Congressional Products | February 16th, 2023
Q: Is inflation in Egypt growing?
A: This month, a report from the Central Agency for Public Mobilisation and Statistics cited that Egypt’s December 2022 inflation rates marked the highest in five years after climbing dramatically since last spring. The annual urban consumer inflation rate grew to 21.3% in December, exceeding economist predictions.
The inflation has not yet hit its peak, as the annual consumer price index (CPI) is projected to reach 25% by February of 2023.
Q: What is causing the inflation?
A: The Russian invasion of Ukraine was a major catalyst for the economic crisis. Egypt relies on Russia and Ukraine for 80% of its wheat imports, and the restriction of the global grain market caused wheat import prices to double. The corresponding energy crisis, additionally, hit the Egyptian economy hard. Egypt imports approximately 100 million barrels of crude oil annually, and the spike in prices has increased production and manufacturing costs across the board.
The prolonged economic spiral also led to a shortage of foreign currency, with net international reserves plunging 19% during the summer of 2022. The dollar shortage, exacerbated by the depreciation of the Egyptian pound, has created a backlog of imports worth $9.5 billion dollars, further decreasing market supply and contributing to rising prices.
Q: How does the value of the Egyptian pound affect inflation?
A: Steady devaluation of the Egyptian pound has compounded the increase in inflation rates. In March of 2022, the Central Bank of Egypt (CBE) devalued the Egyptian pound by 14% after foreign investors pulled 20 billion USD out of Egypt because of the war in Ukraine. Since then, the pound has lost half of its value relative to the US dollar. When currency depreciates, imports from countries with stronger currencies must be sold at higher prices in order to return a profit, leading to price increases.
Q: What sector of the Egyptian economy has been impacted the most?
A: The food and beverage sector has been the most heavily impacted, with prices skyrocketing to 37.9% from December 2021 to December 2022. However, the inflation is widespread, also affecting the costs of medical services, furniture and housing.

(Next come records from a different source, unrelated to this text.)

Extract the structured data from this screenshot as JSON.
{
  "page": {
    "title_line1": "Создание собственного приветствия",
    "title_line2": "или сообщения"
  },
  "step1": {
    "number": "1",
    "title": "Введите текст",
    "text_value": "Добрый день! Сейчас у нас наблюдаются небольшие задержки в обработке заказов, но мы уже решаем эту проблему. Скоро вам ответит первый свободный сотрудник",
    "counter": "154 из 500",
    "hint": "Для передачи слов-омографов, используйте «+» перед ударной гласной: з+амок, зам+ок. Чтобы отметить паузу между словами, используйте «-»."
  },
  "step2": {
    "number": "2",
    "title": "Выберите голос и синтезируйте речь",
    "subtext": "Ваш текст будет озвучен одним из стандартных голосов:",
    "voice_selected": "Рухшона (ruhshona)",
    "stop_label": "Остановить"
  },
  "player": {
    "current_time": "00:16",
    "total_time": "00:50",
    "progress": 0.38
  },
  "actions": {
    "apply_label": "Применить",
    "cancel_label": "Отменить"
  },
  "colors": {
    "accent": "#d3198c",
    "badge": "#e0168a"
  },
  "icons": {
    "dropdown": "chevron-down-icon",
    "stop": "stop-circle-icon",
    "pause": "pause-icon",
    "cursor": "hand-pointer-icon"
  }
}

Q: What is the direct impact of inflation on Egyptians?
A: The economic crisis has hit civilians hard. 30% of Egyptians already live under the poverty line, and consumers are increasingly unable to buy food and other necessities. Many have had to cut down significantly on meat, fruits and dairy, and foods that were once considered staples are now luxuries.

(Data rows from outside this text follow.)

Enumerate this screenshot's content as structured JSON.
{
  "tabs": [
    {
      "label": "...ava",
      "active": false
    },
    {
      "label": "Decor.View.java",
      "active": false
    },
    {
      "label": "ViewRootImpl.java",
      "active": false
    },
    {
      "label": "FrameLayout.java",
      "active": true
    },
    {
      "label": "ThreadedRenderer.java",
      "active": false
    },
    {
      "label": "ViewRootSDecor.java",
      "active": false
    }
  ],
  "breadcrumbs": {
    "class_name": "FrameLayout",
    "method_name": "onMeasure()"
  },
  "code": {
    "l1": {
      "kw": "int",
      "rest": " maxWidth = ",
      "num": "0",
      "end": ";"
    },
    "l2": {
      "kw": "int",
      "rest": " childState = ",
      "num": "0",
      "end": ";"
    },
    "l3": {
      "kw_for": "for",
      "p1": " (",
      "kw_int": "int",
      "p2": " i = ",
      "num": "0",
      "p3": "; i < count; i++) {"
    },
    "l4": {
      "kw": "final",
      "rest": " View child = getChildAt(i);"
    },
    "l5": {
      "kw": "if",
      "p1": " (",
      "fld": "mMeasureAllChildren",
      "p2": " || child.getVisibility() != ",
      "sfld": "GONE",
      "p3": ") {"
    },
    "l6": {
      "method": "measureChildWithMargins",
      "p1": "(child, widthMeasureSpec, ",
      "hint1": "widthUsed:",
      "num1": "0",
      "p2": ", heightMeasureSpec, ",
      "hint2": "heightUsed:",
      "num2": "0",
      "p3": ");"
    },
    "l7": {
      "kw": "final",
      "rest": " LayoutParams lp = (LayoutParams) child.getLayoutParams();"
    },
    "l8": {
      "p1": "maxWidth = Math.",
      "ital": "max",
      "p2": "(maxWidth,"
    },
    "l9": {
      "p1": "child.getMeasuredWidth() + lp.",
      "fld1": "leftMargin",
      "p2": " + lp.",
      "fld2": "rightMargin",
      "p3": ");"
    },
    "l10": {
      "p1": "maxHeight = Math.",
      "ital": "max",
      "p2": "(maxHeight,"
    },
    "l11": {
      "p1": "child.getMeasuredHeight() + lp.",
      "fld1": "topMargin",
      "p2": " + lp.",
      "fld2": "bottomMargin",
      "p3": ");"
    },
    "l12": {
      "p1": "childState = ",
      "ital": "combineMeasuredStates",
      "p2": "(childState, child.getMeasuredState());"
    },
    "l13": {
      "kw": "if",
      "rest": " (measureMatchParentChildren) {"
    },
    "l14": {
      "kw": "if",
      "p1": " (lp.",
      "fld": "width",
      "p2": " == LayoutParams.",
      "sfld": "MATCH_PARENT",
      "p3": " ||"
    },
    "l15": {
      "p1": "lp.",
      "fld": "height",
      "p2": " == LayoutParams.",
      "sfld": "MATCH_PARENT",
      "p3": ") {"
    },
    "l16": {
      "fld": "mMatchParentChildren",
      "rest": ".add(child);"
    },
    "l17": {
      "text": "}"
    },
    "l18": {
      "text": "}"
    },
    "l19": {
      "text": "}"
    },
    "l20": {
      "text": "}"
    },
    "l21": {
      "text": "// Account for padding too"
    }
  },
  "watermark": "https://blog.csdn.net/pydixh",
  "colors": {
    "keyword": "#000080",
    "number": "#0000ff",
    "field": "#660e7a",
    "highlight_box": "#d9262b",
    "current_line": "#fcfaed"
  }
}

The cost of living has surged, many Egyptians face depleted savings, and import restrictions have caused layoffs.
Q: How has the government responded to the crisis?
A: The Egyptian government has tried multiple solutions to mitigate the crisis, but has found little relief. Efforts include curbing state spending and putting costly projects on hold. The Central Bank raised interest rates four times over the course of 2022 to combat inflation.
The government has also been seeking assistance from the international community and, in October, reached a preliminary deal with the IMF for a loan of $3 billion. However, this deal may cause the situation to worsen before it gets better; as part of the agreement, Egypt committed to establishing a relatively flexible exchange rate, immediately causing the Egyptian pound to further depreciate.
On January 16, 2023, the government announced that it would start selling discounted bread to low-income Egyptians hit hardest by the crisis.
Q: How does Egypt’s inflation impact the rest of the MENA region?
A: Several of Egypt’s neighbors are concerned by the economic collapse. Other countries in the MENA region, such as Saudi Arabia, Qatar, and the UAE, have pledged billions in foreign aid in order to bolster Egypt’s foreign monetary reserves.
Rising Inflation in Egypt: Impacts & Responses